=== Your goal ===
Looking at the records below, say how many lines contain "rehab". Nothing else belongs in the answer.

# # # # # # #

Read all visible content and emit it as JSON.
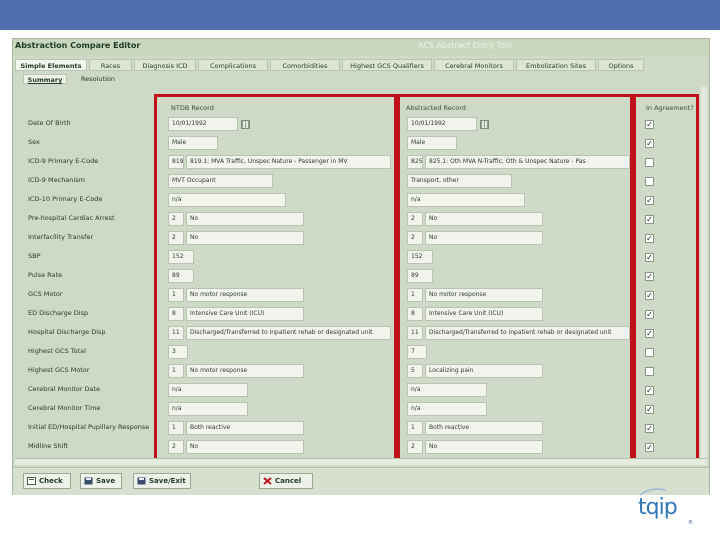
{
  "app": {
    "left_title": "Abstraction Compare Editor",
    "right_title": "ACS Abstract Entry Tool"
  },
  "tabs": [
    {
      "label": "Simple Elements",
      "active": true
    },
    {
      "label": "Races",
      "active": false
    },
    {
      "label": "Diagnosis ICD",
      "active": false
    },
    {
      "label": "Complications",
      "active": false
    },
    {
      "label": "Comorbidities",
      "active": false
    },
    {
      "label": "Highest GCS Qualifiers",
      "active": false
    },
    {
      "label": "Cerebral Monitors",
      "active": false
    },
    {
      "label": "Embolization Sites",
      "active": false
    },
    {
      "label": "Options",
      "active": false
    }
  ],
  "subtabs": [
    {
      "label": "Summary",
      "active": true
    },
    {
      "label": "Resolution",
      "active": false
    }
  ],
  "columns": {
    "col1": "NTDB Record",
    "col2": "Abstracted Record",
    "col3": "In Agreement?"
  },
  "rows": [
    {
      "label": "Date Of Birth",
      "a_code": "",
      "a_text": "10/01/1992",
      "b_code": "",
      "b_text": "10/01/1992",
      "agree": true
    },
    {
      "label": "Sex",
      "a_code": "",
      "a_text": "Male",
      "b_code": "",
      "b_text": "Male",
      "agree": true
    },
    {
      "label": "ICD-9 Primary E-Code",
      "a_code": "819.1",
      "a_text": "819.1: MVA Traffic, Unspec Nature - Passenger in MV",
      "b_code": "825.1",
      "b_text": "825.1: Oth MVA N-Traffic, Oth & Unspec Nature - Pas",
      "agree": false
    },
    {
      "label": "ICD-9 Mechanism",
      "a_code": "",
      "a_text": "MVT Occupant",
      "b_code": "",
      "b_text": "Transport, other",
      "agree": false
    },
    {
      "label": "ICD-10 Primary E-Code",
      "a_code": "",
      "a_text": "n/a",
      "b_code": "",
      "b_text": "n/a",
      "agree": true
    },
    {
      "label": "Pre-hospital Cardiac Arrest",
      "a_code": "2",
      "a_text": "No",
      "b_code": "2",
      "b_text": "No",
      "agree": true
    },
    {
      "label": "Interfacility Transfer",
      "a_code": "2",
      "a_text": "No",
      "b_code": "2",
      "b_text": "No",
      "agree": true
    },
    {
      "label": "SBP",
      "a_code": "",
      "a_text": "152",
      "b_code": "",
      "b_text": "152",
      "agree": true
    },
    {
      "label": "Pulse Rate",
      "a_code": "",
      "a_text": "89",
      "b_code": "",
      "b_text": "89",
      "agree": true
    },
    {
      "label": "GCS Motor",
      "a_code": "1",
      "a_text": "No motor response",
      "b_code": "1",
      "b_text": "No motor response",
      "agree": true
    },
    {
      "label": "ED Discharge Disp",
      "a_code": "8",
      "a_text": "Intensive Care Unit (ICU)",
      "b_code": "8",
      "b_text": "Intensive Care Unit (ICU)",
      "agree": true
    },
    {
      "label": "Hospital Discharge Disp",
      "a_code": "11",
      "a_text": "Discharged/Transferred to inpatient rehab or designated unit",
      "b_code": "11",
      "b_text": "Discharged/Transferred to inpatient rehab or designated unit",
      "agree": true
    },
    {
      "label": "Highest GCS Total",
      "a_code": "",
      "a_text": "3",
      "b_code": "",
      "b_text": "7",
      "agree": false
    },
    {
      "label": "Highest GCS Motor",
      "a_code": "1",
      "a_text": "No motor response",
      "b_code": "5",
      "b_text": "Localizing pain",
      "agree": false
    },
    {
      "label": "Cerebral Monitor Date",
      "a_code": "",
      "a_text": "n/a",
      "b_code": "",
      "b_text": "n/a",
      "agree": true
    },
    {
      "label": "Cerebral Monitor Time",
      "a_code": "",
      "a_text": "n/a",
      "b_code": "",
      "b_text": "n/a",
      "agree": true
    },
    {
      "label": "Initial ED/Hospital Pupillary Response",
      "a_code": "1",
      "a_text": "Both reactive",
      "b_code": "1",
      "b_text": "Both reactive",
      "agree": true
    },
    {
      "label": "Midline Shift",
      "a_code": "2",
      "a_text": "No",
      "b_code": "2",
      "b_text": "No",
      "agree": true
    }
  ],
  "buttons": {
    "check": "Check",
    "save": "Save",
    "save_exit": "Save/Exit",
    "cancel": "Cancel"
  },
  "logo": {
    "text": "tqip",
    "mark": "®"
  },
  "colors": {
    "banner": "#4f6fb0",
    "panel": "#cfd9c8",
    "highlight": "#c0111b",
    "logo": "#2e78b8"
  }
}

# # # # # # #

=== Finished task ===
2